The Amsterdam food scene is diverse and vibrant, and always seems to be getting better. We’ve found good Indian restaurants, great Italian, we’ve been introduced to Indonesian…in short, we eat pretty well in Amsterdam. One notable exception is Mexican. Now, I should admit up front that we’ve never actually been to Mexico. We have, however, eaten at restaurants owned by Mexicans, where we were at least led to believe that we had eaten and enjoyed “authentic” Mexican food. We’re also smart enough to recognize that American chain restaurants like On the Border or Chili’s may fit an occasional need, but should not, under any circumstances, be mistaken for Mexican food.

So we don’t have many Mexican options in Amsterdam (although we seem to be drowning in tapas places). One well-known and well-reviewed Mexican restaurant has gotten our business twice, but the service was so bad and the attitude of the staff so off-putting that I don’t want to go back, no matter how good the enchiladas were. And then a friend-in-the-know, a displaced New Yorker who has some expertise in the field of tacos, suggested we check out Mexico Boulevard.

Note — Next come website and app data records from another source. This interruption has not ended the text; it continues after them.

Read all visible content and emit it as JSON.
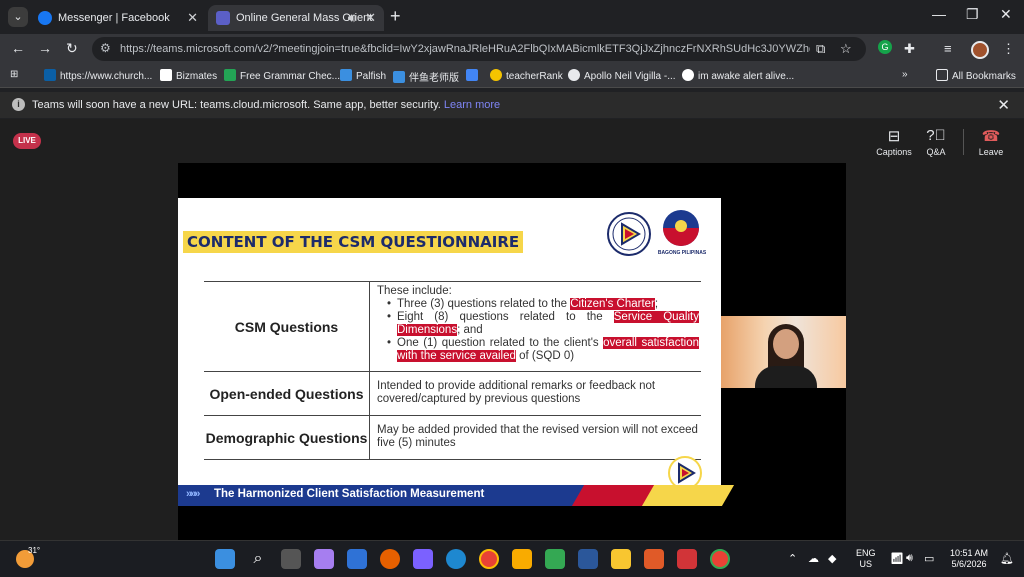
{
  "browser": {
    "tabs": [
      {
        "title": "Messenger | Facebook",
        "active": false
      },
      {
        "title": "Online General Mass Orient",
        "active": true
      }
    ],
    "address": "https://teams.microsoft.com/v2/?meetingjoin=true&fbclid=IwY2xjawRnaJRleHRuA2FlbQIxMABicmlkETF3QjJxZjhnczFrNXRhSUdHc3J0YWZhcHBfaW...",
    "bookmarks": [
      "https://www.church...",
      "Bizmates",
      "Free Grammar Chec...",
      "Palfish",
      "伴鱼老师版",
      "teacherRank",
      "Apollo Neil Vigilla -...",
      "im awake alert alive...",
      "All Bookmarks"
    ]
  },
  "infobar": {
    "message": "Teams will soon have a new URL: teams.cloud.microsoft. Same app, better security.",
    "link": "Learn more"
  },
  "teams": {
    "live_badge": "LIVE",
    "controls": [
      {
        "label": "Captions",
        "icon": "captions-icon"
      },
      {
        "label": "Q&A",
        "icon": "qa-icon"
      },
      {
        "label": "Leave",
        "icon": "phone-hangup-icon"
      }
    ]
  },
  "slide": {
    "title": "CONTENT OF THE CSM QUESTIONNAIRE",
    "logo_text": "BAGONG PILIPINAS",
    "arta_text": "ARTA",
    "rows": [
      {
        "category": "CSM Questions",
        "intro": "These include:",
        "bullets": [
          {
            "before": "Three (3) questions related to the ",
            "highlight": "Citizen's Charter",
            "after": ";"
          },
          {
            "before": "Eight (8) questions related to the ",
            "highlight": "Service Quality Dimensions",
            "after": "; and"
          },
          {
            "before": "One (1) question related to the client's ",
            "highlight": "overall satisfaction with the service availed",
            "after": " of (SQD 0)"
          }
        ]
      },
      {
        "category": "Open-ended Questions",
        "description": "Intended to provide additional remarks or feedback not covered/captured by previous questions"
      },
      {
        "category": "Demographic Questions",
        "description": "May be added provided that the revised version will not exceed five (5) minutes"
      }
    ],
    "footer": "The Harmonized Client Satisfaction Measurement",
    "footer_chevrons": "»»»"
  },
  "taskbar": {
    "weather": "31°",
    "language": "ENG",
    "region": "US",
    "time": "10:51 AM",
    "date": "5/6/2026"
  }
}
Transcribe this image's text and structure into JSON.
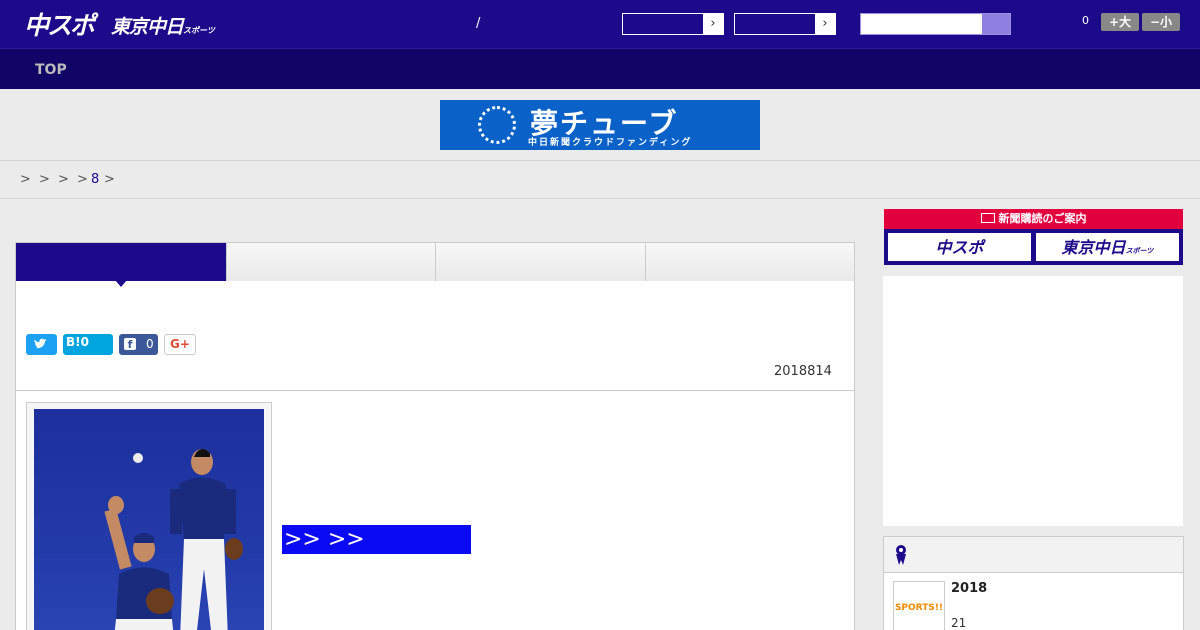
{
  "header": {
    "logo_chuspo": "中スポ",
    "logo_tokyo": "東京中日",
    "logo_tokyo_small": "スポーツ",
    "slash": "/",
    "select_arrow": "›",
    "font_count": "0",
    "font_larger": "+大",
    "font_smaller": "−小"
  },
  "nav": {
    "top": "TOP"
  },
  "banner": {
    "title": "夢チューブ",
    "subtitle": "中日新聞クラウドファンディング"
  },
  "breadcrumb": {
    "sep1": ">",
    "sep2": ">",
    "sep3": ">",
    "sep4": ">",
    "link": "8",
    "sep5": ">"
  },
  "social": {
    "twitter_icon": "twitter-bird",
    "hatena_label": "B!",
    "hatena_count": "0",
    "facebook_count": "0",
    "gplus_label": "G+"
  },
  "article": {
    "date": "2018814",
    "more_link": ">> >>"
  },
  "sidebar": {
    "subscribe_heading": "新聞購読のご案内",
    "subscribe_chuspo": "中スポ",
    "subscribe_tokyo": "東京中日",
    "subscribe_tokyo_small": "スポーツ",
    "ranking_item_title": "2018",
    "ranking_item_sub": "21",
    "ranking_thumb_text": "SPORTS!!"
  },
  "colors": {
    "header": "#1c0a8a",
    "nav": "#100566",
    "accent_red": "#e3003f",
    "link_blue": "#0a0af5"
  }
}
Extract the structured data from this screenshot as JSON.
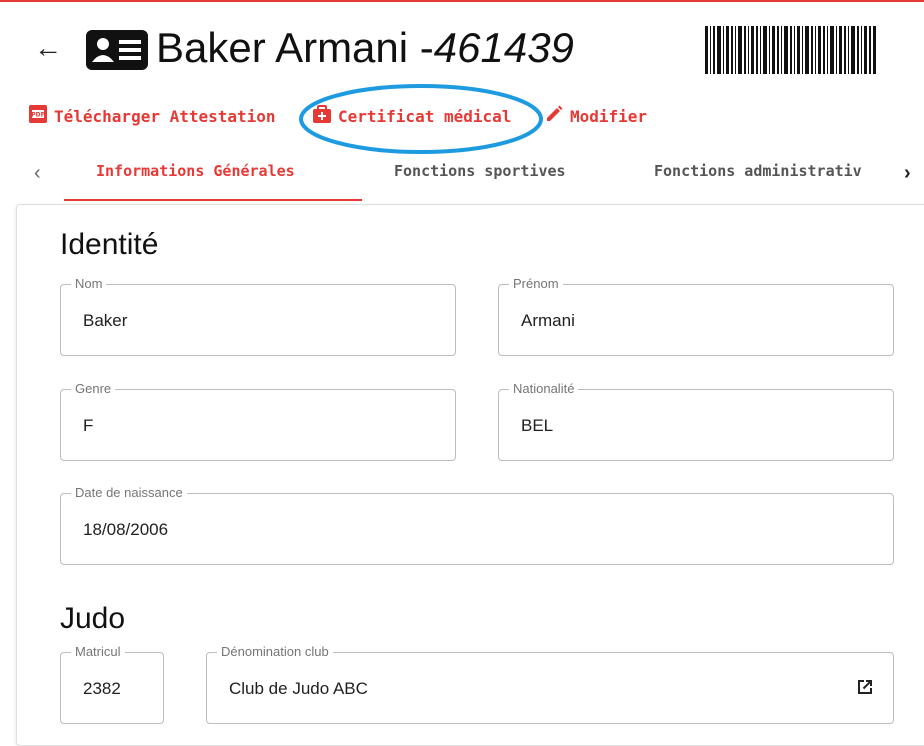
{
  "header": {
    "name": "Baker Armani",
    "separator": " -",
    "member_number": "461439"
  },
  "actions": {
    "download_label": "Télécharger Attestation",
    "certificate_label": "Certificat médical",
    "edit_label": "Modifier"
  },
  "tabs": [
    {
      "label": "Informations Générales"
    },
    {
      "label": "Fonctions sportives"
    },
    {
      "label": "Fonctions administrativ"
    }
  ],
  "identity": {
    "title": "Identité",
    "fields": {
      "nom": {
        "label": "Nom",
        "value": "Baker"
      },
      "prenom": {
        "label": "Prénom",
        "value": "Armani"
      },
      "genre": {
        "label": "Genre",
        "value": "F"
      },
      "nationalite": {
        "label": "Nationalité",
        "value": "BEL"
      },
      "naissance": {
        "label": "Date de naissance",
        "value": "18/08/2006"
      }
    }
  },
  "judo": {
    "title": "Judo",
    "fields": {
      "matricule": {
        "label": "Matricul",
        "value": "2382"
      },
      "club": {
        "label": "Dénomination club",
        "value": "Club de Judo ABC"
      }
    }
  },
  "colors": {
    "accent": "#e53935",
    "annotation": "#1e9be0"
  }
}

Located in a part of town we’d never visited before, not far from the Amstel and somewhere between the IJsselbuurt and the Rijnbuurt neighborhoods, Mexico Boulevard certainly looked the part of an authentic Mexican restaurant. Steel sculptures of a mariachi band greeted us from the window, and the interior was bright and colorful and comfortable. We received a warm welcome from Jan, the Dutch half of the restaurant’s pair of owners, and we knew that behind the scenes in the kitchen was Ana, who brought her family’s authentic recipes and love of tradition with her from Mexico. (Yes, of course, we looked at the website and the menu before we visited. Doesn’t everyone?) Together, they created the best Mexican meal we’ve had in Amsterdam. Period.

We both had enchiladas; my Suizas Enchiladas had the tangy, acidic bite of fresh tomatillos, and the Enmoladas met my husband’s high standards for mole sauce. The portions were generous and the black beans – which I usually don’t give much attention – were especially good. We paired our food with a couple of glasses of sangria, naturally. No room for dessert, this time, but the lemon cream pie caught my eye. Finally, our long-standing itch for good Mexican food was scratched.

*Credit for the title of this post goes to my husband. “Holy mole” were the first words he spoke after his first bite. That’s how much he liked the mole. And yes, he can be as cheesy as the enchiladas.